On the other hand, the Income portion generates a recurring and robust cashflow by investing in in assets such as Singapore REITs and corporate bonds. In a world where half the investment grade bonds are yielding 2% and less, it would be better to be investing in corporate bonds and Asia REITs with much higher yields with an investment horizon between 4 to 5 years.
Question: What are the potential black swans for 2019?
- One area of concern would be the negative yielding world that we live in today, where many are taking on a lot of leverage
- Debt balloons are seen in US and EU
- Blue-chip companies are taking on leverage to buyback its own shares
- However, being in a low interest rate environment does not justify taking on huge amounts of debt
- Furthermore, the seed for any recession would be high valuations and high leverage
- We may be living in a low interest rate environment; however, that does not mean we are living in a low probability of recession environment
Question: Do you still like the Singapore REIT sector? It has done well this year already.
- Yes, we will still prefer to stay invested in the Singapore REIT sector
- While the Singapore REIT sector has achieved a performance of approximately 20% YTD, we will not be expecting another stellar performance of 20% in the next half of the year
- However, Singapore REITs yielding at 5% to 5.5% still stands out amongst the regional REITs
- Hence, for the yield portion, we is still attractive to stay invested in Singapore REITs
Question: What is your view of the Singapore residential property market? Up or down in 2019?
- We should monitor foreign capital inflows, as Singapore is still an attractive place for investors to buy a property
- We have seen Hong Kong citizens preferring to own a property in Singapore
- Singapore residential properties are relatively cheaper than that in Hong Kong

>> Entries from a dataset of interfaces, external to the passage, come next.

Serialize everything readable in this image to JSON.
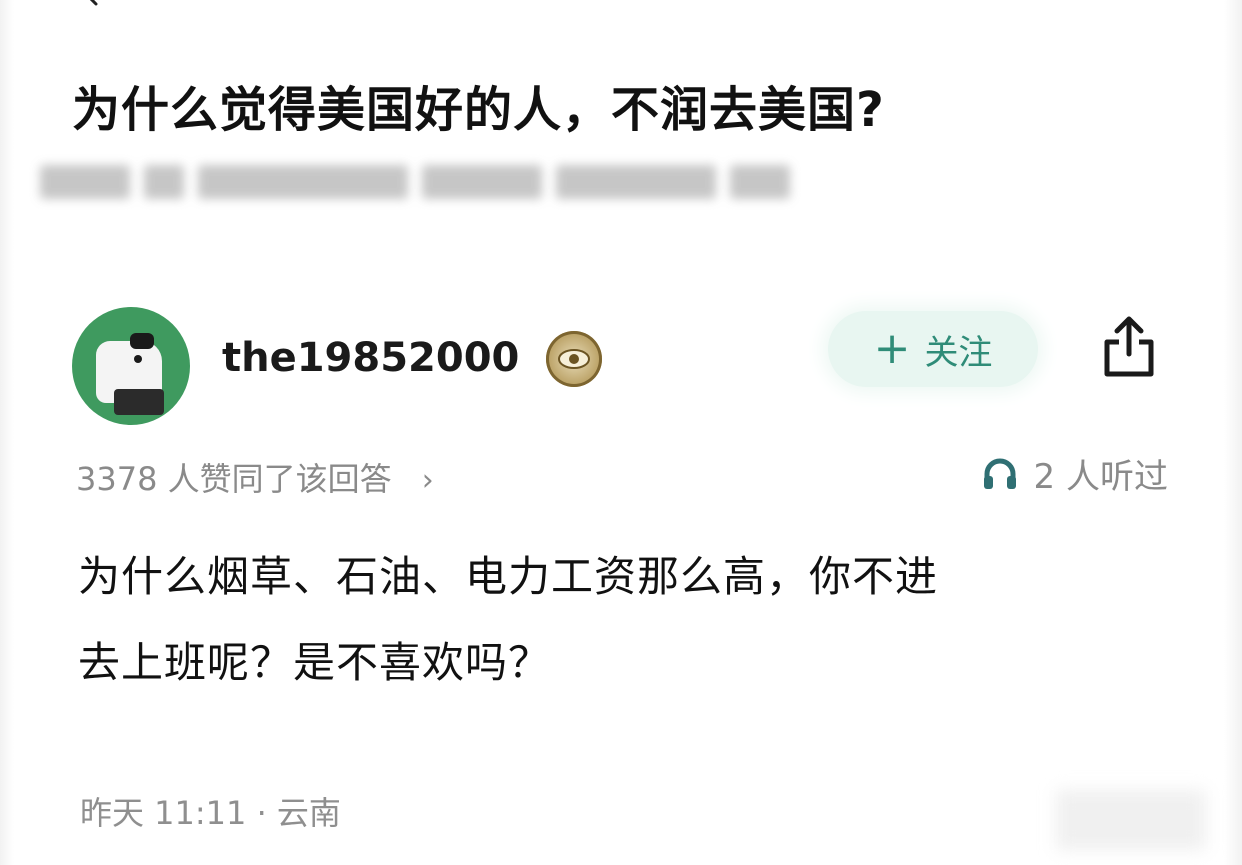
{
  "question": {
    "title": "为什么觉得美国好的人，不润去美国?"
  },
  "author": {
    "username": "the19852000",
    "follow_label": "关注",
    "follow_icon": "plus-icon",
    "share_icon": "share-icon",
    "badge_icon": "eye-badge-icon"
  },
  "meta": {
    "upvote_text": "3378 人赞同了该回答",
    "upvote_chevron": "›",
    "listen_text": "2 人听过",
    "listen_icon": "headphones-icon"
  },
  "answer": {
    "line1": "为什么烟草、石油、电力工资那么高，你不进",
    "line2": "去上班呢？是不喜欢吗？"
  },
  "footer": {
    "time_location": "昨天 11:11 · 云南"
  },
  "colors": {
    "accent": "#2f8c78",
    "follow_bg": "#e8f6f1",
    "avatar_bg": "#3f9a5f",
    "muted_text": "#8a8a8a"
  }
}
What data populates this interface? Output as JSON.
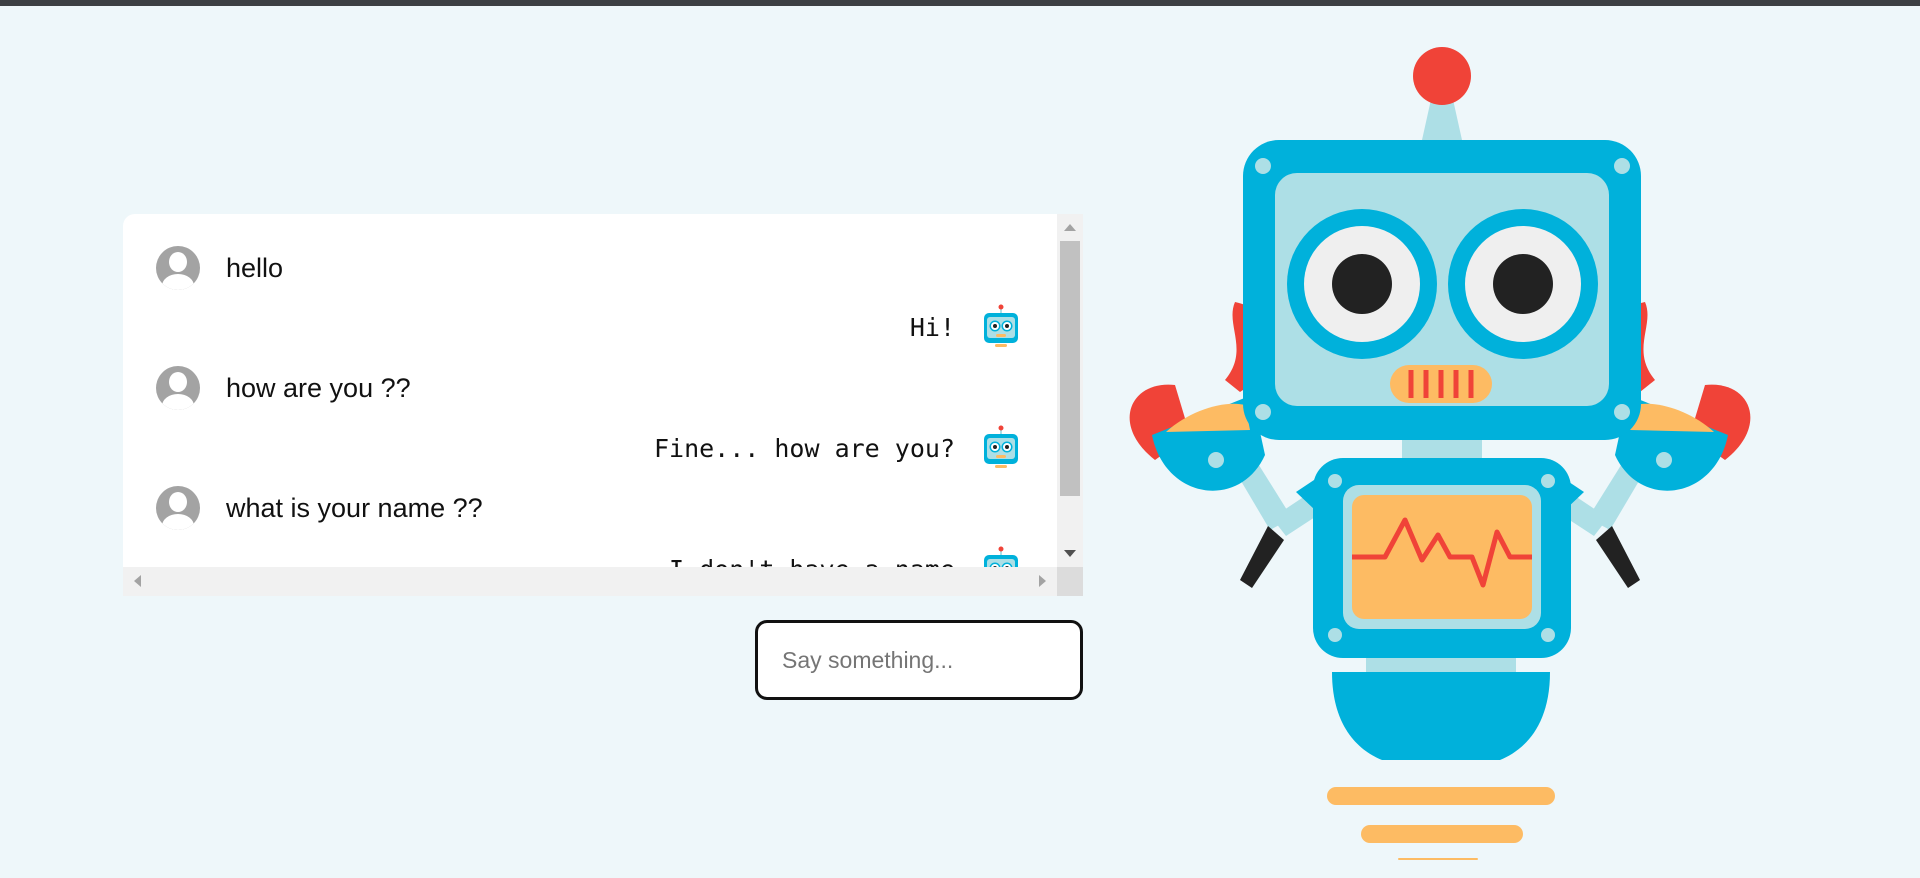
{
  "chat": {
    "messages": [
      {
        "sender": "user",
        "text": "hello"
      },
      {
        "sender": "bot",
        "text": "Hi!"
      },
      {
        "sender": "user",
        "text": "how are you ??"
      },
      {
        "sender": "bot",
        "text": "Fine... how are you?"
      },
      {
        "sender": "user",
        "text": "what is your name ??"
      },
      {
        "sender": "bot",
        "text": "I don't have a name"
      }
    ]
  },
  "input": {
    "placeholder": "Say something...",
    "value": ""
  },
  "colors": {
    "background": "#eef7fa",
    "robot_blue": "#00b1db",
    "robot_light": "#addfe6",
    "robot_red": "#f04338",
    "robot_orange": "#fdbb63"
  },
  "icons": {
    "user_avatar": "user-avatar-icon",
    "bot_avatar": "robot-icon"
  }
}
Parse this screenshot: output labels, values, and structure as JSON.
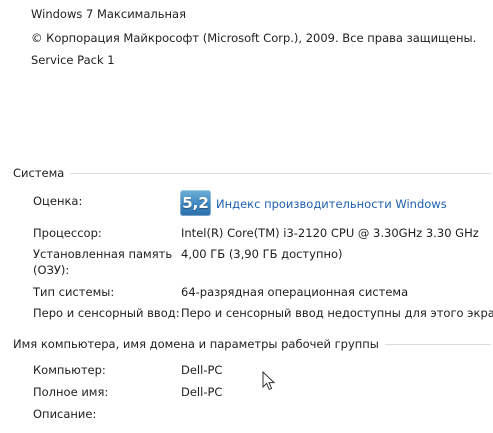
{
  "edition": {
    "name": "Windows 7 Максимальная",
    "copyright": "© Корпорация Майкрософт (Microsoft Corp.), 2009. Все права защищены.",
    "service_pack": "Service Pack 1"
  },
  "system": {
    "heading": "Система",
    "rating": {
      "label": "Оценка:",
      "score": "5,2",
      "link": "Индекс производительности Windows"
    },
    "processor": {
      "label": "Процессор:",
      "value": "Intel(R) Core(TM) i3-2120 CPU @ 3.30GHz   3.30 GHz"
    },
    "memory": {
      "label_line1": "Установленная память",
      "label_line2": "(ОЗУ):",
      "value": "4,00 ГБ (3,90 ГБ доступно)"
    },
    "system_type": {
      "label": "Тип системы:",
      "value": "64-разрядная операционная система"
    },
    "pen_touch": {
      "label": "Перо и сенсорный ввод:",
      "value": "Перо и сенсорный ввод недоступны для этого экрана"
    }
  },
  "computer": {
    "heading": "Имя компьютера, имя домена и параметры рабочей группы",
    "computer_name": {
      "label": "Компьютер:",
      "value": "Dell-PC"
    },
    "full_name": {
      "label": "Полное имя:",
      "value": "Dell-PC"
    },
    "description": {
      "label": "Описание:",
      "value": ""
    }
  },
  "icons": {
    "score_badge": "performance-score-icon",
    "cursor": "mouse-pointer-icon"
  },
  "colors": {
    "link": "#1e5fae",
    "section_rule": "#d9dde3",
    "badge": "#3d86c0"
  }
}
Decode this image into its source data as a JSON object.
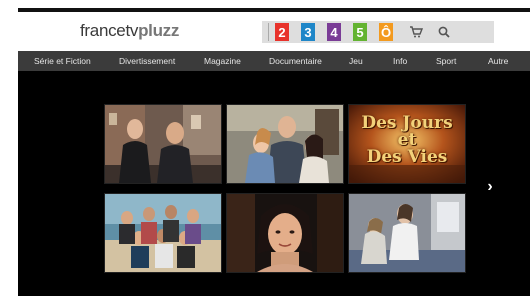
{
  "header": {
    "logo": {
      "part1": "francetv",
      "part2": "pluzz"
    },
    "channels": [
      {
        "label": "2",
        "color": "#e8322b"
      },
      {
        "label": "3",
        "color": "#1e86c8"
      },
      {
        "label": "4",
        "color": "#7a3c96"
      },
      {
        "label": "5",
        "color": "#63b331"
      },
      {
        "label": "Ô",
        "color": "#f39a1f"
      }
    ],
    "icons": [
      "cart-icon",
      "search-icon"
    ]
  },
  "nav": {
    "items": [
      "Série et Fiction",
      "Divertissement",
      "Magazine",
      "Documentaire",
      "Jeu",
      "Info",
      "Sport",
      "Autre"
    ]
  },
  "carousel": {
    "tiles": [
      {
        "name": "tile-street-scene"
      },
      {
        "name": "tile-family-portrait"
      },
      {
        "name": "tile-des-jours-et-des-vies",
        "title": "Des Jours et Des Vies"
      },
      {
        "name": "tile-beach-group"
      },
      {
        "name": "tile-woman-portrait"
      },
      {
        "name": "tile-interior-scene"
      }
    ],
    "next_arrow": "›"
  }
}
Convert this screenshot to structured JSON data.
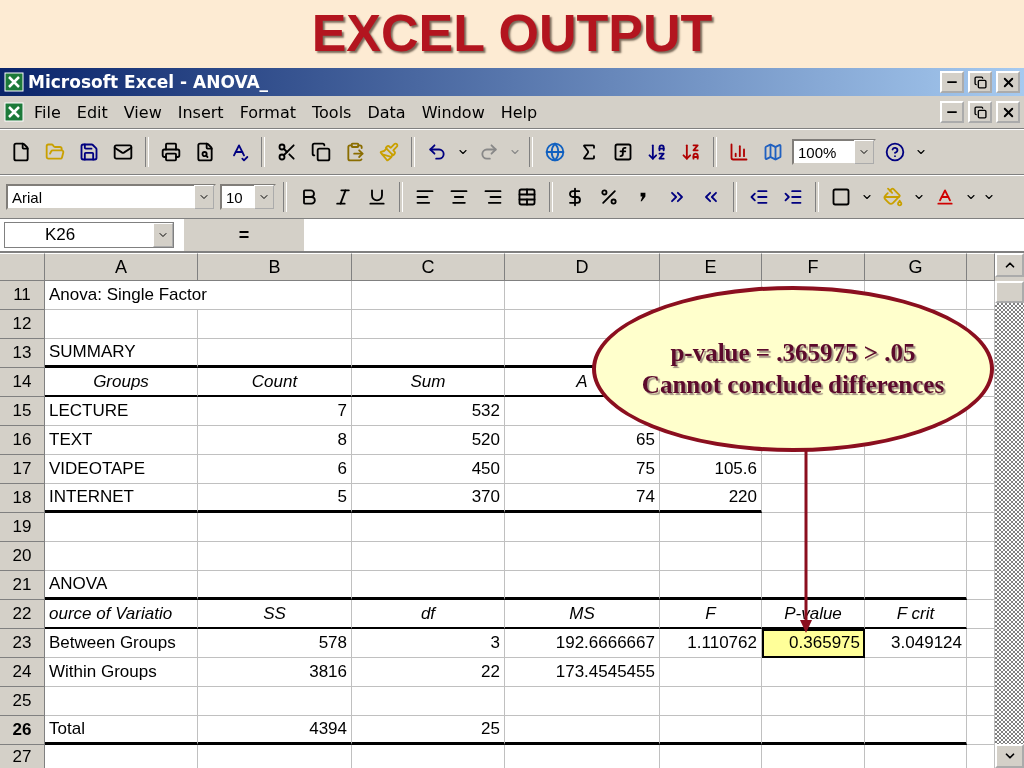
{
  "slide_title": "EXCEL OUTPUT",
  "window": {
    "title": "Microsoft Excel - ANOVA_"
  },
  "menu": [
    "File",
    "Edit",
    "View",
    "Insert",
    "Format",
    "Tools",
    "Data",
    "Window",
    "Help"
  ],
  "zoom_field": {
    "value": "100%"
  },
  "font_field": {
    "value": "Arial"
  },
  "size_field": {
    "value": "10"
  },
  "formula_bar": {
    "name_box": "K26",
    "equals": "="
  },
  "sheet": {
    "columns": [
      "A",
      "B",
      "C",
      "D",
      "E",
      "F",
      "G"
    ],
    "rows": [
      {
        "number": "11",
        "selected": false,
        "cells": [
          {
            "kind": "label-wide",
            "text": "Anova: Single Factor"
          }
        ]
      },
      {
        "number": "12",
        "selected": false
      },
      {
        "number": "13",
        "selected": false,
        "cells": [
          {
            "kind": "label",
            "text": "SUMMARY"
          }
        ]
      },
      {
        "number": "14",
        "selected": false,
        "cells": [
          {
            "kind": "header",
            "text": "Groups"
          },
          {
            "kind": "header",
            "text": "Count"
          },
          {
            "kind": "header",
            "text": "Sum"
          },
          {
            "kind": "header",
            "text": "A"
          }
        ]
      },
      {
        "number": "15",
        "selected": false,
        "cells": [
          {
            "kind": "label",
            "text": "LECTURE"
          },
          {
            "kind": "number",
            "text": "7"
          },
          {
            "kind": "number",
            "text": "532"
          }
        ]
      },
      {
        "number": "16",
        "selected": false,
        "cells": [
          {
            "kind": "label",
            "text": "TEXT"
          },
          {
            "kind": "number",
            "text": "8"
          },
          {
            "kind": "number",
            "text": "520"
          },
          {
            "kind": "number",
            "text": "65"
          }
        ]
      },
      {
        "number": "17",
        "selected": false,
        "cells": [
          {
            "kind": "label",
            "text": "VIDEOTAPE"
          },
          {
            "kind": "number",
            "text": "6"
          },
          {
            "kind": "number",
            "text": "450"
          },
          {
            "kind": "number",
            "text": "75"
          },
          {
            "kind": "number",
            "text": "105.6"
          }
        ]
      },
      {
        "number": "18",
        "selected": false,
        "cells": [
          {
            "kind": "label",
            "text": "INTERNET"
          },
          {
            "kind": "number",
            "text": "5"
          },
          {
            "kind": "number",
            "text": "370"
          },
          {
            "kind": "number",
            "text": "74"
          },
          {
            "kind": "number",
            "text": "220"
          }
        ]
      },
      {
        "number": "19",
        "selected": false
      },
      {
        "number": "20",
        "selected": false
      },
      {
        "number": "21",
        "selected": false,
        "cells": [
          {
            "kind": "label",
            "text": "ANOVA"
          }
        ]
      },
      {
        "number": "22",
        "selected": false,
        "cells": [
          {
            "kind": "header-cut",
            "text": "ource of Variatio"
          },
          {
            "kind": "header",
            "text": "SS"
          },
          {
            "kind": "header",
            "text": "df"
          },
          {
            "kind": "header",
            "text": "MS"
          },
          {
            "kind": "header",
            "text": "F"
          },
          {
            "kind": "header",
            "text": "P-value"
          },
          {
            "kind": "header",
            "text": "F crit"
          }
        ]
      },
      {
        "number": "23",
        "selected": false,
        "cells": [
          {
            "kind": "label",
            "text": "Between Groups"
          },
          {
            "kind": "number",
            "text": "578"
          },
          {
            "kind": "number",
            "text": "3"
          },
          {
            "kind": "number",
            "text": "192.6666667"
          },
          {
            "kind": "number",
            "text": "1.110762"
          },
          {
            "kind": "highlight",
            "text": "0.365975"
          },
          {
            "kind": "number",
            "text": "3.049124"
          }
        ]
      },
      {
        "number": "24",
        "selected": false,
        "cells": [
          {
            "kind": "label",
            "text": "Within Groups"
          },
          {
            "kind": "number",
            "text": "3816"
          },
          {
            "kind": "number",
            "text": "22"
          },
          {
            "kind": "number",
            "text": "173.4545455"
          }
        ]
      },
      {
        "number": "25",
        "selected": false
      },
      {
        "number": "26",
        "selected": true,
        "cells": [
          {
            "kind": "label",
            "text": "Total"
          },
          {
            "kind": "number",
            "text": "4394"
          },
          {
            "kind": "number",
            "text": "25"
          }
        ]
      },
      {
        "number": "27",
        "selected": false
      }
    ]
  },
  "callout": {
    "lines": [
      "p-value = .365975 > .05",
      "Cannot conclude differences"
    ]
  }
}
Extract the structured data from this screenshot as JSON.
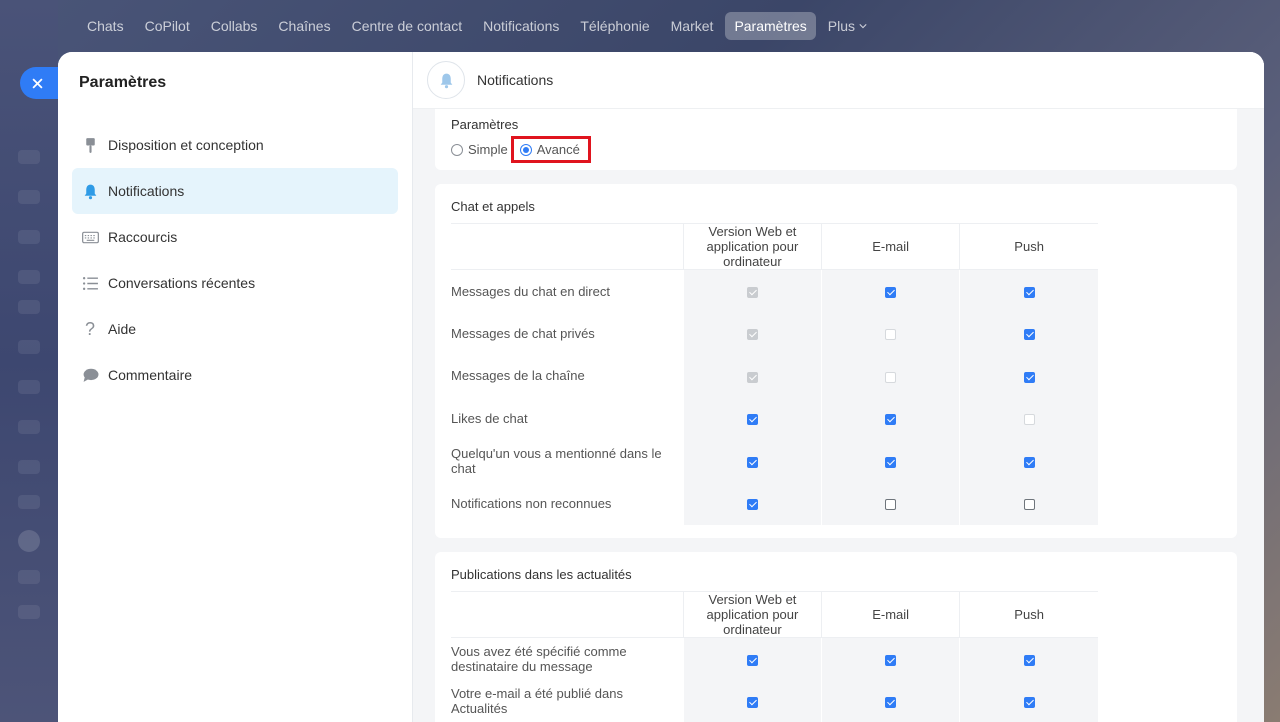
{
  "nav": {
    "items": [
      "Chats",
      "CoPilot",
      "Collabs",
      "Chaînes",
      "Centre de contact",
      "Notifications",
      "Téléphonie",
      "Market",
      "Paramètres",
      "Plus"
    ],
    "active_index": 8
  },
  "sidebar": {
    "title": "Paramètres",
    "items": [
      {
        "label": "Disposition et conception",
        "icon": "paintbrush-icon"
      },
      {
        "label": "Notifications",
        "icon": "bell-icon",
        "active": true
      },
      {
        "label": "Raccourcis",
        "icon": "keyboard-icon"
      },
      {
        "label": "Conversations récentes",
        "icon": "list-icon"
      },
      {
        "label": "Aide",
        "icon": "question-icon"
      },
      {
        "label": "Commentaire",
        "icon": "comment-icon"
      }
    ]
  },
  "header": {
    "title": "Notifications"
  },
  "mode": {
    "label": "Paramètres",
    "options": [
      "Simple",
      "Avancé"
    ],
    "selected": "Avancé"
  },
  "columns": [
    "Version Web et application pour ordinateur",
    "E-mail",
    "Push"
  ],
  "sections": [
    {
      "title": "Chat et appels",
      "rows": [
        {
          "label": "Messages du chat en direct",
          "states": [
            "dis-on",
            "on",
            "on"
          ]
        },
        {
          "label": "Messages de chat privés",
          "states": [
            "dis-on",
            "dis-off",
            "on"
          ]
        },
        {
          "label": "Messages de la chaîne",
          "states": [
            "dis-on",
            "dis-off",
            "on"
          ]
        },
        {
          "label": "Likes de chat",
          "states": [
            "on",
            "on",
            "dis-off"
          ]
        },
        {
          "label": "Quelqu'un vous a mentionné dans le chat",
          "states": [
            "on",
            "on",
            "on"
          ]
        },
        {
          "label": "Notifications non reconnues",
          "states": [
            "on",
            "off",
            "off"
          ]
        }
      ]
    },
    {
      "title": "Publications dans les actualités",
      "rows": [
        {
          "label": "Vous avez été spécifié comme destinataire du message",
          "states": [
            "on",
            "on",
            "on"
          ]
        },
        {
          "label": "Votre e-mail a été publié dans Actualités",
          "states": [
            "on",
            "on",
            "on"
          ]
        }
      ]
    }
  ],
  "colors": {
    "accent": "#2f7cf6",
    "highlight": "#e0141e",
    "active_sidebar": "#e5f4fc"
  }
}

Additionally, I will be one of the guest speakers at TheEdge Singapore Mid-Year Investment Forum 2019 this coming Saturday, 6 July 2019. Do come over and say hi if you happen to be attending the event as well! For more information with regards to this event, you may find out more here.